Transactive memory is a psychological hypothesis first proposed by Daniel Wegner in 1985 as a response to earlier theories of “group mind” such as groupthink. A transactive memory system is a mechanism through which groups collectively encode, store, and retrieve knowledge.
There are so many cases where we see customers having trouble with befuddling and legalistic user agreements that get them into trouble. Perhaps a customer reveals more personal information than she realized to an advertising aggregator. Perhaps he ceded the intellectual property rights for something he created while using a development environment. Perhaps I agreed to transaction fees and automatic services I never intended to.
In a later call from emergency services made to Bernstein directly, the driver denied all knowledge of any accident. The driver told the dispatcher that “everything was fine,” before the dispatcher said, “Ok but your car called in saying you’d been involved in an accident. It doesn’t do that for no reason. Did you leave the scene of an accident?”
If you haven’t seen it, Don Norman co-wrote an article in Fast Company decrying the collapse of Apple’s commitment to usable design. Then Anthony Franco (from UX Magazine) pilloried him in a Pulse piece on LinkedIn.
No more. Now, although the products are indeed even more beautiful than before, that beauty has come at a great price. Gone are the fundamental principles of good design: discoverability, feedback, recovery, and so on. Instead, Apple has, in striving for beauty, created fonts that are so small or thin, coupled with low contrast, that they are difficult or impossible for many people with normal vision to read. We have obscure gestures that are beyond even the developer’s ability to remember. We have great features that most people don’t realize exist.

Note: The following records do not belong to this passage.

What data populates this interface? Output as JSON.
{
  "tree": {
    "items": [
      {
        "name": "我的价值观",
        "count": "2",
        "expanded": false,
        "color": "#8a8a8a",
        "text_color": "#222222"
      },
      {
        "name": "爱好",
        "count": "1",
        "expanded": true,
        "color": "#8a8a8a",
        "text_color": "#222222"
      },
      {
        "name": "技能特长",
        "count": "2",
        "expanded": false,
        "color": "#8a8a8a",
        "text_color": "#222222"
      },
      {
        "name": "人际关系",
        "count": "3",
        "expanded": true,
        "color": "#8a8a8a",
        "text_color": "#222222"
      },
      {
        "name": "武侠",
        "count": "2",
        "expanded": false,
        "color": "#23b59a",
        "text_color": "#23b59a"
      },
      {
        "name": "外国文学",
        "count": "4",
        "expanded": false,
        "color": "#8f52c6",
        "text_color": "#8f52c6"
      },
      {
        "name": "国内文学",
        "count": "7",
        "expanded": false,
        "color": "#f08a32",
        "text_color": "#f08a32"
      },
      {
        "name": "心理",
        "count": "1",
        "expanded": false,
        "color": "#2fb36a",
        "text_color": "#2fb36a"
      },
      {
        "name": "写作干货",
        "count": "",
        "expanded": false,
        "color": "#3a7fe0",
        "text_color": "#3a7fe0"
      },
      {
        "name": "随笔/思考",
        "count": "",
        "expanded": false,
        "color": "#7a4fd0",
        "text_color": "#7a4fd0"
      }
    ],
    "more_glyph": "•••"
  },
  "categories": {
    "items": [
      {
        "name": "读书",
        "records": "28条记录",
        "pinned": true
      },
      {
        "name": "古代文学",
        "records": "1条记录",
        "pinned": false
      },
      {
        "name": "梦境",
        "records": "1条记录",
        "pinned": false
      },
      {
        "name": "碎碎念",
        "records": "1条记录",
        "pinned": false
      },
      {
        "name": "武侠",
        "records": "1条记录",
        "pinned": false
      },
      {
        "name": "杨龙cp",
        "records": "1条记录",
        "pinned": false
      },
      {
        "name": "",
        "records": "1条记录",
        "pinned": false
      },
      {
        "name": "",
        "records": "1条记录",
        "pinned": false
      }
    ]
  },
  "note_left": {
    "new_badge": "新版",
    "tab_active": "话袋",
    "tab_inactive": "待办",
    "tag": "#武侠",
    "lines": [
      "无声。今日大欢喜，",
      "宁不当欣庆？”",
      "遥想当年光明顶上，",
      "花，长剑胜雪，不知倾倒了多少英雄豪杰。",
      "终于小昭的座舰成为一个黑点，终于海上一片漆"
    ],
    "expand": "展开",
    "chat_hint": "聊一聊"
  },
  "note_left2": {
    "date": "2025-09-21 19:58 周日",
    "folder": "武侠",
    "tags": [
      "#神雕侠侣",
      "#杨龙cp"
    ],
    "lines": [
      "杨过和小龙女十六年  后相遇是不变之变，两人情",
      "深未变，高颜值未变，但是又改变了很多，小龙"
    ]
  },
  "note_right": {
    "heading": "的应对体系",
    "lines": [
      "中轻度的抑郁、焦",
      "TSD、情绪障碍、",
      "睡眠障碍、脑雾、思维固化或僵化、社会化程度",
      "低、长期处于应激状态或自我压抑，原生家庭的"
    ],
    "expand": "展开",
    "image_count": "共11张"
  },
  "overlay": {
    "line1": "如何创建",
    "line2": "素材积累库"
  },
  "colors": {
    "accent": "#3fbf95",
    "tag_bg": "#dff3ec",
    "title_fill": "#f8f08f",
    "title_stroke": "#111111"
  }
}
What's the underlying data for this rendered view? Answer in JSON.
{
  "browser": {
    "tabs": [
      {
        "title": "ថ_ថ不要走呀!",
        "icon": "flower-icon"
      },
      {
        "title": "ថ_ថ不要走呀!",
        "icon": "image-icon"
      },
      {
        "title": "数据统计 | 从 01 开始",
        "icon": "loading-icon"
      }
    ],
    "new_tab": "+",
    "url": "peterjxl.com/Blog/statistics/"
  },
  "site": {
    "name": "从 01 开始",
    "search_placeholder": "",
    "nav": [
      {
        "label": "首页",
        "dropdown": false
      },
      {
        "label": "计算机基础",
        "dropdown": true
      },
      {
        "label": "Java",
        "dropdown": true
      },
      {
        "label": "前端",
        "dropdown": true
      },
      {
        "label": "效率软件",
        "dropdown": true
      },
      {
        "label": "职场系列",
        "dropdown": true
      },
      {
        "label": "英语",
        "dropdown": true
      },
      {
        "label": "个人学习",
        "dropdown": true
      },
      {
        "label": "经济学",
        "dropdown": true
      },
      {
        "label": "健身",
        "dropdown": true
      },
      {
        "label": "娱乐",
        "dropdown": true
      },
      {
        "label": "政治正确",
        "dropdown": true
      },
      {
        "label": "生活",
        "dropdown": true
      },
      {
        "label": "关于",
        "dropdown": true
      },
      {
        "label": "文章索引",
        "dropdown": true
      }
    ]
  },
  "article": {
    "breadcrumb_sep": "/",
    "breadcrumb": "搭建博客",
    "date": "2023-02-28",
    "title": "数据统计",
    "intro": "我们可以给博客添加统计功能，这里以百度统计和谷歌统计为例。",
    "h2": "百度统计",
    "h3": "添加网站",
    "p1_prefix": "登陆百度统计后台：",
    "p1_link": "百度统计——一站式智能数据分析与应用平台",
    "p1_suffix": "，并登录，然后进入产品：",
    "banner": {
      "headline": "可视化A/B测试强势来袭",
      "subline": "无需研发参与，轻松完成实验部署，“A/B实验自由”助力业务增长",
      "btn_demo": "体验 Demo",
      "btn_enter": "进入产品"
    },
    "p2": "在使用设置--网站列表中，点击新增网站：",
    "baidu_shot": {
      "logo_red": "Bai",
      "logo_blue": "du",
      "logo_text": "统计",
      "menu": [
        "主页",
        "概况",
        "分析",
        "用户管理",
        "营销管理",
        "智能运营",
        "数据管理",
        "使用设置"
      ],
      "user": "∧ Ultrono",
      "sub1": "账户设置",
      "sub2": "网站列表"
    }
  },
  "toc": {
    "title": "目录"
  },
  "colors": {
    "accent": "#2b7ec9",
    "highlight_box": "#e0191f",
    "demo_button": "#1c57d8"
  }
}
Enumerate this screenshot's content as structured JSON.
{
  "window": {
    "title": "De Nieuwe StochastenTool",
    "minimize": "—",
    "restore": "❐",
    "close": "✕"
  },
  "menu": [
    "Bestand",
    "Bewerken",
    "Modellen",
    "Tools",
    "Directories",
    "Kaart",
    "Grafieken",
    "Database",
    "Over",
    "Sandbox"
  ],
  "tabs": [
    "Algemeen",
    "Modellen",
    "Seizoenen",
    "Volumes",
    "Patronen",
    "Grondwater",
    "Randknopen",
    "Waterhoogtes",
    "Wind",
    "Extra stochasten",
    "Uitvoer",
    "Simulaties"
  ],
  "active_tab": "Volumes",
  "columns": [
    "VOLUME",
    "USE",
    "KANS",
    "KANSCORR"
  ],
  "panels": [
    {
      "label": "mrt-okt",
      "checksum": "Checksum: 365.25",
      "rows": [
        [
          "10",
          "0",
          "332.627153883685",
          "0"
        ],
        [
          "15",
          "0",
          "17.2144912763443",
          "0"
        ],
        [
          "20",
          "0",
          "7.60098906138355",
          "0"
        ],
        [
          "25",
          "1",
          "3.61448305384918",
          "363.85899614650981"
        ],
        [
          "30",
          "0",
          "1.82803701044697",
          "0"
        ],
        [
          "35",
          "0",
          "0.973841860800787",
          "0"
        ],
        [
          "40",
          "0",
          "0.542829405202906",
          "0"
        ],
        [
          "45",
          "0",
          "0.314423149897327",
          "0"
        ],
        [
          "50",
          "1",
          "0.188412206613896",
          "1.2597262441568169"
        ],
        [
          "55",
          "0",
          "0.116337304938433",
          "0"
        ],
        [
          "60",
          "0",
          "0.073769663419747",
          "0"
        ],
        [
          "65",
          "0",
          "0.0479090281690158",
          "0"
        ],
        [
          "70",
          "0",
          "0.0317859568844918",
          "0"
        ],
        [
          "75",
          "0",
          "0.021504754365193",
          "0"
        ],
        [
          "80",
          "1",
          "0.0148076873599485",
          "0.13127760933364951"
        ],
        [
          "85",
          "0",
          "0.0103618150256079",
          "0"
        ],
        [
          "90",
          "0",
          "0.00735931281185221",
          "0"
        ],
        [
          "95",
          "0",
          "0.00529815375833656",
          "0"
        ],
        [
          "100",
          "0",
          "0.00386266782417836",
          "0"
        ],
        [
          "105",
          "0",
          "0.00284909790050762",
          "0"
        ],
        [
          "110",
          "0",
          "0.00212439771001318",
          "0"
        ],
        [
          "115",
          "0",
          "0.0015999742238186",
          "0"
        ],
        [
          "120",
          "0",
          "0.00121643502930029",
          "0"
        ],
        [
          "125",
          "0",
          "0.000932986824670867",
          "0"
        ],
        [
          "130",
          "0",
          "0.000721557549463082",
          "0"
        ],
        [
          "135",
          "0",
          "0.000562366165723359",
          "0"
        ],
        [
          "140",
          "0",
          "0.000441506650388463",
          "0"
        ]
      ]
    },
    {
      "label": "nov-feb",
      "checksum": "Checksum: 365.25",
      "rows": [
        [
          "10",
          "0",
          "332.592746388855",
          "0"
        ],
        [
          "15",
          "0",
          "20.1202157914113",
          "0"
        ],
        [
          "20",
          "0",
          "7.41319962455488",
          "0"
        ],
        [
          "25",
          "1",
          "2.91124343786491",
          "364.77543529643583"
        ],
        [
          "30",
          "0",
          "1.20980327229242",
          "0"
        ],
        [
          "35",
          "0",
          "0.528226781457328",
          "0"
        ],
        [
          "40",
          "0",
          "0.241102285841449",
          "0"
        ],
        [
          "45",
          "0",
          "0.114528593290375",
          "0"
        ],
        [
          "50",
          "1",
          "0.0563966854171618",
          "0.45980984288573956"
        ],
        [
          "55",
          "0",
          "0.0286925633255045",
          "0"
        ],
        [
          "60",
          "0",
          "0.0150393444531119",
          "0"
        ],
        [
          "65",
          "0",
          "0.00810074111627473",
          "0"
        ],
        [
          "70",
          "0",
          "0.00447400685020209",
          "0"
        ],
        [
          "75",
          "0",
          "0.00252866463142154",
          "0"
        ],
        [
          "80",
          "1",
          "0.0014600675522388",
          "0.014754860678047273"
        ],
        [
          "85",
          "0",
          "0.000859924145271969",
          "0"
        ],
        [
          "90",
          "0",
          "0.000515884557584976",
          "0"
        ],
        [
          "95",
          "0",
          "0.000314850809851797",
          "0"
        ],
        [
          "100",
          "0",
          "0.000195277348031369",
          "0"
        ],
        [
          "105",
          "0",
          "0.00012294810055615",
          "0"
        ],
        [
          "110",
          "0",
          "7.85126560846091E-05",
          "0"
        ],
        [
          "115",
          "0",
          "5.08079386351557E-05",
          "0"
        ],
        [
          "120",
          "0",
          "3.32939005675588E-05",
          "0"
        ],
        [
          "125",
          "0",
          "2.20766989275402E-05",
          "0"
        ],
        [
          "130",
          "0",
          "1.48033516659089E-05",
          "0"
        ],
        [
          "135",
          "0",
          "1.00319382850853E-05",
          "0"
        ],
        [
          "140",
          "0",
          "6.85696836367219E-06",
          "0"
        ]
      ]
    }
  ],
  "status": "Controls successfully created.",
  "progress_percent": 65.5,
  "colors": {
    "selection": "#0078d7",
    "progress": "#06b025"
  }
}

Flow is one of those concepts that we all like to talk about but is much harder to achieve in practice. At its essence, flow is that feeling you get when you are “in the zone.” You are fully immersed in an activity, totally focused, high levels of challenge are balanced with high levels of skill so you get a great feeling of accomplishment. It increases your ability to persist through difficulty.
Sanjay Batra brought up a fantastic example of inclusive design during the Accessibility Panel at the HFES Annual Meeting this year. For someone who is visually impaired, it is very hard to judge if their meat is sufficiently cooked. Because of the health risks of undercooked meat, this is both a perception challenge and a high anxiety context.